| Provided data |
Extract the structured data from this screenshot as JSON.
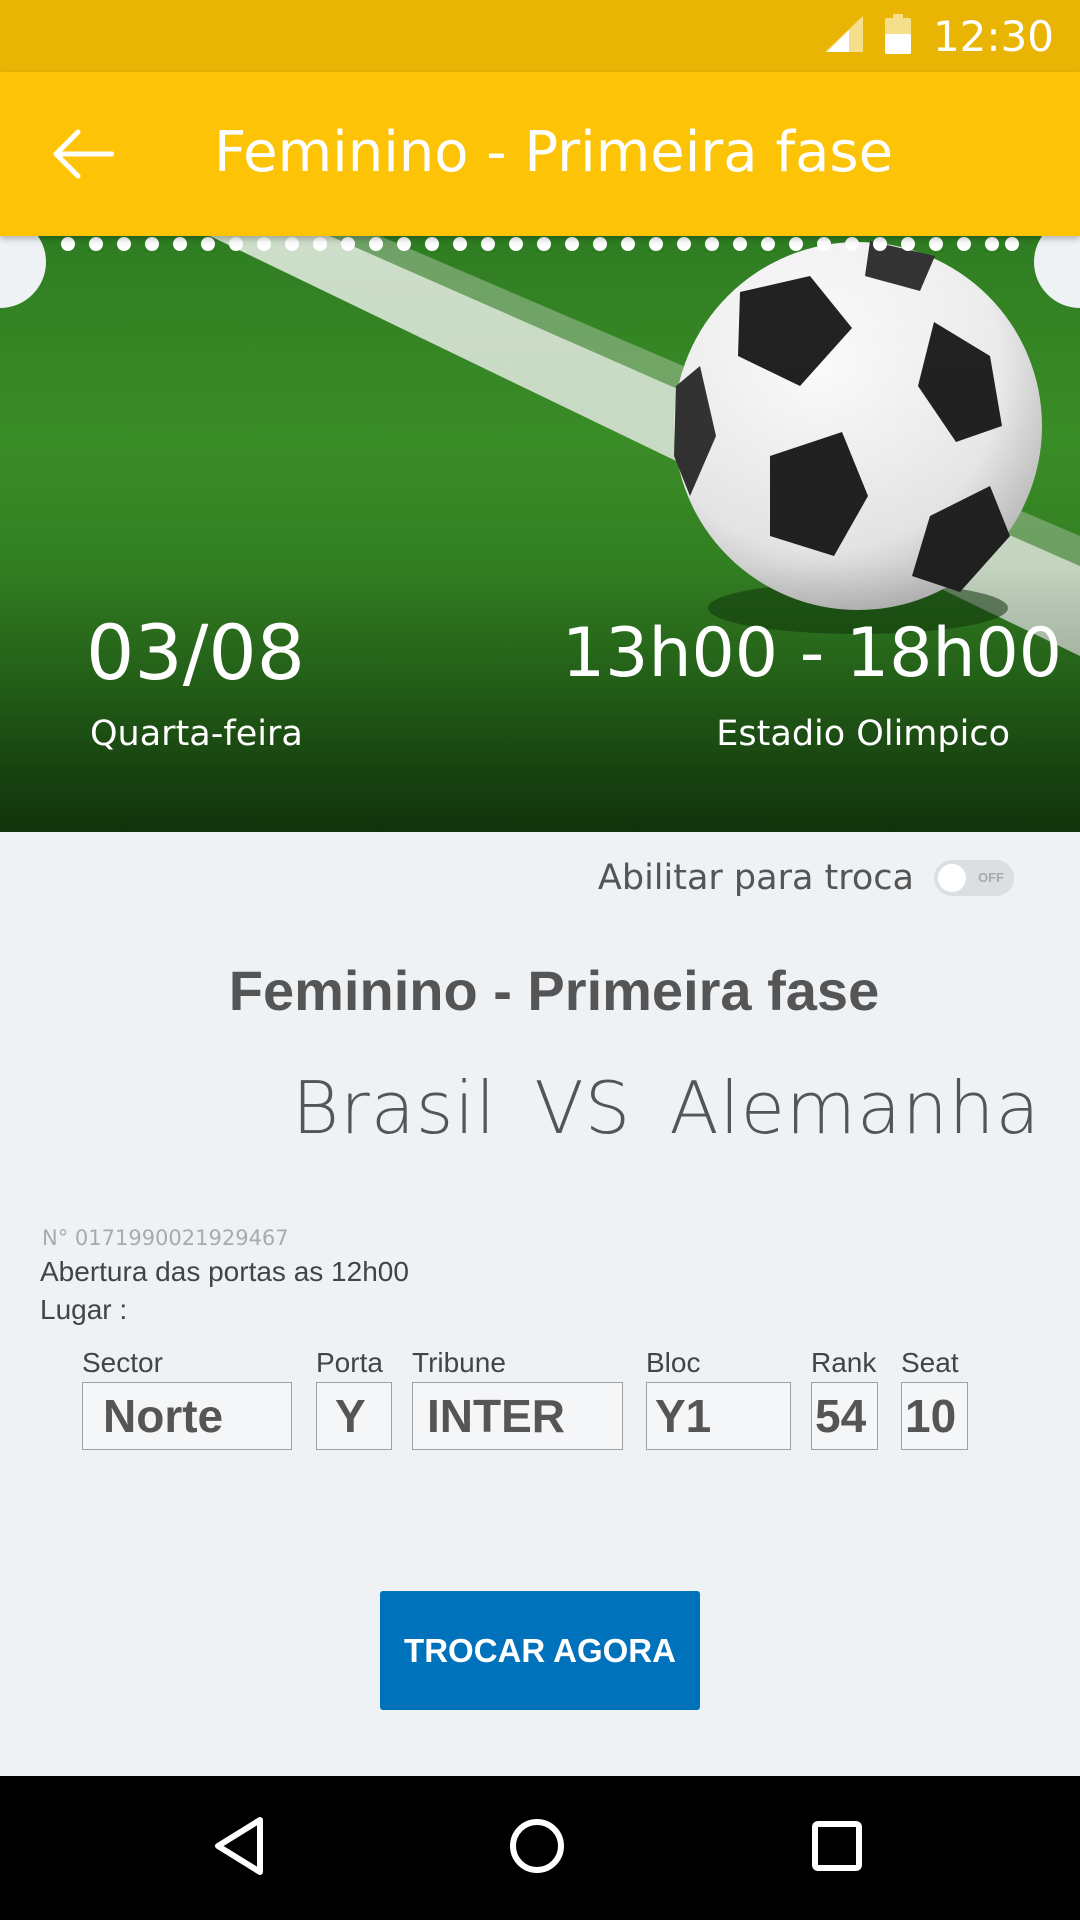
{
  "status_bar": {
    "time": "12:30"
  },
  "app_bar": {
    "title": "Feminino - Primeira fase"
  },
  "hero": {
    "date": "03/08",
    "day": "Quarta-feira",
    "time": "13h00 - 18h00",
    "venue": "Estadio Olimpico"
  },
  "exchange_toggle": {
    "label": "Abilitar para troca",
    "state": "OFF"
  },
  "event": {
    "title": "Feminino - Primeira fase",
    "team_home": "Brasil",
    "versus": "VS",
    "team_away": "Alemanha"
  },
  "ticket": {
    "number": "N° 0171990021929467",
    "doors": "Abertura das portas as 12h00",
    "place_label": "Lugar :",
    "fields": [
      {
        "label": "Sector",
        "value": "Norte"
      },
      {
        "label": "Porta",
        "value": "Y"
      },
      {
        "label": "Tribune",
        "value": "INTER"
      },
      {
        "label": "Bloc",
        "value": "Y1"
      },
      {
        "label": "Rank",
        "value": "54"
      },
      {
        "label": "Seat",
        "value": "10"
      }
    ]
  },
  "cta": {
    "label": "TROCAR AGORA"
  },
  "colors": {
    "status_bar": "#e9b505",
    "app_bar": "#fdc306",
    "button": "#0071bb",
    "background": "#eff2f5"
  }
}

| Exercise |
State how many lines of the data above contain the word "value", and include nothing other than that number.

| Result of the task |
6